“Among our government clients, we are finding a lot more contractors as well as permanent staff who are choosing to work from home or out of the office,” Vandenberg says. “So the question is how to bring them into the collaboration space. That’s the challenge we are seeing and how we are using these cloud-based solutions to bridge the gap – from wherever they are.”
Supporting flexible working has resulted in another challenge that Ricoh has identified – the issue of real estate. With the cost of office space at a premium, there is a need to do more with less space. Hot-desking is a solution that is being encouraged within the public sector, but for workers the question is how to find space in which they can work.
“A lot more government agencies are looking at hot-desking, and we have solutions to make that successful,” Vandenberg says. “Staff can open an app before going into the office to find and book available desks.”
And this in turn can give departments the information they need on the use of their real estate – and design spaces that suit the particular needs of their organisation.
It is middle management within an organisation that can benefit from these solutions to better engage with staff, stakeholders and analyse corporate trends. They also need to communicate the need for change to senior staff within an organisation.
But where to begin?
Building a case for change
When Vandenberg is working with a client on the business of change within an organisation, he sees Ricoh as a partner to build a solution that meets the customer’s needs and objectives. He looks at their issues, user cases and current state.
“Importantly, we need to align solutions with their current business strategy,” he says. “If its cloud first or the need for an adaptive workforce, we need solutions that will bring it all together and take the client on that journey. We are a partner to understand those challenges, and help them on the next step.”

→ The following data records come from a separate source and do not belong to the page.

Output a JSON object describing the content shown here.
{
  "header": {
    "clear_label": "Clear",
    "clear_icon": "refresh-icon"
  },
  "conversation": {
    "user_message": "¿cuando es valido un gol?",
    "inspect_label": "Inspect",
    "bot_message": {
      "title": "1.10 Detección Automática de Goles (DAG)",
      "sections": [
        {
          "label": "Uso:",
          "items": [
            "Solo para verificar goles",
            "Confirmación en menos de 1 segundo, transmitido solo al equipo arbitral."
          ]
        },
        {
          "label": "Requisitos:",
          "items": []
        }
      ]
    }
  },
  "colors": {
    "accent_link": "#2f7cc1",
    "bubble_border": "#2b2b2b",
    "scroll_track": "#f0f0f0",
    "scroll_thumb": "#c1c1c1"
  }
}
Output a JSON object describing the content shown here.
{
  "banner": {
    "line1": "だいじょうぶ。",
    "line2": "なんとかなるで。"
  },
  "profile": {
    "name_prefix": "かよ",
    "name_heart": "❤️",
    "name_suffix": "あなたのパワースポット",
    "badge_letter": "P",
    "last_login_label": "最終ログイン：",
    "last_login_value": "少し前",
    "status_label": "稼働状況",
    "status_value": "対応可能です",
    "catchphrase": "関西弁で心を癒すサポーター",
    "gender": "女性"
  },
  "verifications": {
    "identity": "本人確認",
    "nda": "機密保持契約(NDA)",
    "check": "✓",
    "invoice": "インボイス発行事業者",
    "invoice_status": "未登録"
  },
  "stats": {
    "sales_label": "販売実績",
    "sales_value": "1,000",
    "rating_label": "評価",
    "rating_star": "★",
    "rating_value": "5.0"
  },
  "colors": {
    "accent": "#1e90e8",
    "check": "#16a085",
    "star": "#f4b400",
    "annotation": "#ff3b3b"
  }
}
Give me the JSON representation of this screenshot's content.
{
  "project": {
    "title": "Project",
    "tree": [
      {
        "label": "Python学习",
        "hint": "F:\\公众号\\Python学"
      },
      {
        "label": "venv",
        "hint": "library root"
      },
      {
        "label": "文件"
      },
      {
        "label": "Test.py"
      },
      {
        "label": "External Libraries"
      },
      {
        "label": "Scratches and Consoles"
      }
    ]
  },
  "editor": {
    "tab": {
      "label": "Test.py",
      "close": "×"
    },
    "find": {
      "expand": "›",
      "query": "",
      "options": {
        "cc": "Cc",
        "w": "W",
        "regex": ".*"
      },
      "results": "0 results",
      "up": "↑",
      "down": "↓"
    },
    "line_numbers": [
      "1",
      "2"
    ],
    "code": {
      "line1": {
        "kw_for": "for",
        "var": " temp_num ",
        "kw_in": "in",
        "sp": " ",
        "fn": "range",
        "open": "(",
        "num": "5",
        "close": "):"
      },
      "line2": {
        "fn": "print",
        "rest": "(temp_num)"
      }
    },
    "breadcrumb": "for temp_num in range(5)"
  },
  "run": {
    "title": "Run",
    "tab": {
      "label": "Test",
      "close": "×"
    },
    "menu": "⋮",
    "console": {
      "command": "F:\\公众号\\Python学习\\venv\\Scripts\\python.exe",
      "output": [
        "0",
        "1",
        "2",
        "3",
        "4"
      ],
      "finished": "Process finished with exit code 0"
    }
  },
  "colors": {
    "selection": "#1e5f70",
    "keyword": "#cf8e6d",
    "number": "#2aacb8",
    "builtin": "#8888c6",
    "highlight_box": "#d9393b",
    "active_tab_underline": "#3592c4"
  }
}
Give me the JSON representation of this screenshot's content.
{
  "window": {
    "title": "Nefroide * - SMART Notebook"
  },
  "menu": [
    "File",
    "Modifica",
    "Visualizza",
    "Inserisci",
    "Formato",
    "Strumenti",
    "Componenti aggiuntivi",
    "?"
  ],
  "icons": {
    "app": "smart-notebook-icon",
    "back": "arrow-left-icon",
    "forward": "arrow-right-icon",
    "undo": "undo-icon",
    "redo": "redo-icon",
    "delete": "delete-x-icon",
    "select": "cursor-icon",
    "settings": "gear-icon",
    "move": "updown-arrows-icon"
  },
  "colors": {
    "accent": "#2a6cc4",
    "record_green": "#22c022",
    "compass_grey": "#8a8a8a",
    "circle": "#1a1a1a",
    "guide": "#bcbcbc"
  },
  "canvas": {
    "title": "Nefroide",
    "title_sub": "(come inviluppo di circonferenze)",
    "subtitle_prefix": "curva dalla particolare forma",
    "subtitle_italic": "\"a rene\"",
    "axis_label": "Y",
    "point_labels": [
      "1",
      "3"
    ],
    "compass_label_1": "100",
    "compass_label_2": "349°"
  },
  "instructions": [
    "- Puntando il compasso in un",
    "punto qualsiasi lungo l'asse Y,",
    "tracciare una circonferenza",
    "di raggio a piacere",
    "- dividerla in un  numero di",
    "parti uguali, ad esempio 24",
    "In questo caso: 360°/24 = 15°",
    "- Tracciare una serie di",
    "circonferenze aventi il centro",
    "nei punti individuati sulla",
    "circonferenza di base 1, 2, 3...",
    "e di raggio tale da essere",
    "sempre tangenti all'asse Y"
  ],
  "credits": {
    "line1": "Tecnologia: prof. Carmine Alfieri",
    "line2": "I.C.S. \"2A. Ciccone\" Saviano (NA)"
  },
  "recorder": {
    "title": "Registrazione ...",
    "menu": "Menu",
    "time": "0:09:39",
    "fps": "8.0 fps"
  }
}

Collaboration is also important. Solutions will need to work with existing systems to make them simple to use and valuable. Whether this is working with an IT service provider or other partners that support solutions, working together for an outcome is critical. And starting smaller to building a proof of concept is often a way of successfully achieving support for change.
“This helps getting it into the environment and enabling the business to see how it looks and feels within their environment,” Vandenberg says. “When you talk about collaboration technology, unlike other services, you can see how it works within the organisation. And in taking the middle management on that journey, when we do talk to the CIO or CFO or other senior managers, we can help them in putting the business case forward to the business.”
“We’re not talking about the nuts and bolts – we’re talking about the vision for the business and their strategies and have the case studies to back it up.”
What are the potential areas of push-back?
Being aware of the common barriers, and having solutions ready is also important. According to Vandenberg, security is always at the top of everyone’s list of challenges – especially with cloud-based solutions.
“It’s no difference if you are talking commercial or any other industry,” he says. “For government it is in the top two or three items to tick off in due diligence. People are always scared when you say cloud – they say it is not on their premises and they can’t look after it. But it has come in leaps and bounds in terms of the security.”
Vandenberg recommends documenting the security and using white papers to help tick all the boxes and create comfort.
“When an organisation is comfortable from a security benefit, it is then up to them to decide the benefit of not having to manage these systems. At the end of the day, why people shift to cloud is to remove responsibility and management of these systems to a partner.”
“It then allows government – especially middle management at the center of this – to focus on what they do best.”